July 27, 2013
The most vivid orange and black butterfly was dancing around my home flower garden this afternoon. It could have been a Monarch. It could have been a Viceroy. Click here to see a comparison of the two using Google Images. After you compare the two, take this quiz to see if you can tell the difference.
July 6, 2013
It seems that this little bee is taking time to enjoy the purple coneflowers in our butterfly garden.
July 4, 2013
July 2, 2013
|Pre-pupa stage (June 30)|
Compare the two photos above. Do you see how the caterpillar has come away from the branch?
And the next day, what do you think I found? A chrysalis had formed before I knew it. See the picture below.
Chrysalis (July 1)
The chrysalis is brown like the branch to which it is attached. The chrysalis can be either brown like this one or green depending upon its surroundings. The string of silk that you see was spun by the caterpillar and serves as a safety line to hold the chrysalis to the branch. And now the caterpillar is going through many changes inside the chrysalis. It is in the process of becoming an adult butterfly. In 1-2 weeks, the butterfly should begin to emerge, and I will wait patiently.
July 1, 2013
How many butterfly eggs can you spot? There were several on the dill that my sister-in-law gave me. They look like tiny, tiny, light yellow balls. Butterflies lay eggs on the host plants their caterpillars need to eat. If you are going to hatch them in an enclosure, it is important to give them plenty of the plant you found them on.
You can see in the photo below that I planted parsley, fennel and dill in pots as well as some in the ground. If I want to move eggs or a caterpillar to the hatching station, I can move the potted plant into the enclosure too.
Look carefully for butterfly eggs on the plants in your own yard. Sometimes you might even find eggs on the underside of leaves. It didn't take much time after planting my own butterfly garden at home to notice more and more butterflies coming to my yard. More butterflies equals more eggs. Since finding eggs on the dill, I've noticed them on other plants too. You just have to know what to look for.
You can see how one hungry caterpillar devoured the parsley in the photo below. When I say to be sure you have enough of the host plant to feed them, I really mean it.
If you are really lucky like Mrs. Simpson, you can also find caterpillars on plants at the store.
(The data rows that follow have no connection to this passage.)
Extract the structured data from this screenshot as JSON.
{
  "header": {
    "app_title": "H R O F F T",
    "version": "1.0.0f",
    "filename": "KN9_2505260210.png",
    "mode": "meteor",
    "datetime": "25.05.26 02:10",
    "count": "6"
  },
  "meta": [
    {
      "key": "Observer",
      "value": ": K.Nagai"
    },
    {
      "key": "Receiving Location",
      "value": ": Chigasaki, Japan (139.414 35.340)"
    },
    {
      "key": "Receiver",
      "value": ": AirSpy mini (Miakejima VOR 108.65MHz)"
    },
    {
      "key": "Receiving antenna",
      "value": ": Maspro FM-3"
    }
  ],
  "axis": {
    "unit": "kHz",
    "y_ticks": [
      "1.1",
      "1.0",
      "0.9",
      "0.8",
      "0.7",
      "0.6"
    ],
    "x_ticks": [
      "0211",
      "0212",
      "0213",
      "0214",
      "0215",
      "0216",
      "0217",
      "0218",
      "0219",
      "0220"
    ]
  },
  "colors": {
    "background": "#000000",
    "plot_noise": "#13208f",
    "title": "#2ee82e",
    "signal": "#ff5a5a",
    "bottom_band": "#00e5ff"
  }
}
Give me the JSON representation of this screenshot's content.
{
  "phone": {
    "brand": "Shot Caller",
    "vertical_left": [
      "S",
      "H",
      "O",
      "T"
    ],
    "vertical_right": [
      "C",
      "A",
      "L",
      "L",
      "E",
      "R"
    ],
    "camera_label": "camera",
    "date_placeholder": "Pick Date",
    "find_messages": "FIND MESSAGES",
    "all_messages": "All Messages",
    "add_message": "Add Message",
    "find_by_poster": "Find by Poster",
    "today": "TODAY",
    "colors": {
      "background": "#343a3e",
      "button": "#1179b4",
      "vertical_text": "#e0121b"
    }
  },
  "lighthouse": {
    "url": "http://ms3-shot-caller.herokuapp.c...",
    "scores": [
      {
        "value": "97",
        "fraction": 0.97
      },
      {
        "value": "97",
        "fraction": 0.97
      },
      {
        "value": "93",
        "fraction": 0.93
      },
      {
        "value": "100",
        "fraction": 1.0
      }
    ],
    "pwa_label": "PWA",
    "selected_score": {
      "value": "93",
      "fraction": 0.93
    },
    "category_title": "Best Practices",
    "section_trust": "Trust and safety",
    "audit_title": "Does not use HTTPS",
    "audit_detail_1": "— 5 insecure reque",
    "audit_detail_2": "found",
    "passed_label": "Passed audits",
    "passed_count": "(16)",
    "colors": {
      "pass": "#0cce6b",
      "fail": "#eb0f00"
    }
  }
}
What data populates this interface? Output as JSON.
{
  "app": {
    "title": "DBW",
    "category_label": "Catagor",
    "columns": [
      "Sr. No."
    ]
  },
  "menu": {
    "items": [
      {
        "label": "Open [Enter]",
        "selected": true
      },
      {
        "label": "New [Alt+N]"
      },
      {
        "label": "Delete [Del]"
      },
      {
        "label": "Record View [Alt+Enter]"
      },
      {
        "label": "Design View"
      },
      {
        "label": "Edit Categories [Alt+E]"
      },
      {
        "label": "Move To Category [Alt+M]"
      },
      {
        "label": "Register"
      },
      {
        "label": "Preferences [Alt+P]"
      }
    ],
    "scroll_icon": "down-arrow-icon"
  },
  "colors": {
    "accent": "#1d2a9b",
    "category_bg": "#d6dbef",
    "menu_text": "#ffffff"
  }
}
She hit the jackpot in the plant display at Alco. She found four of these Black Swallowtail caterpillars among the parsley. She was so excited that she bought all the parsley they had. I was happy because she let me adopt one of the caterpillars she found.
He is huge!
The caterpillar spent two days eating parsley. June 30 it crawled to the highest spot he could find to prepare for a chrysalis.
This is what the chrysalis looked like on July 2.
Look what I found the morning of July 12! A beautiful black swallowtail butterfly was drying its wings on the inside of the enclosure. I unzipped the hatching station and it crawled out onto the top, fluttered its wings for about two or three minutes and flew away.
This tiny caterpillar was on a fennel plant I bought at Markum's Nursery in Moore.
While you are waiting for Mom or Dad to finish shopping in Walmart, go to the garden center and hunt for caterpillars.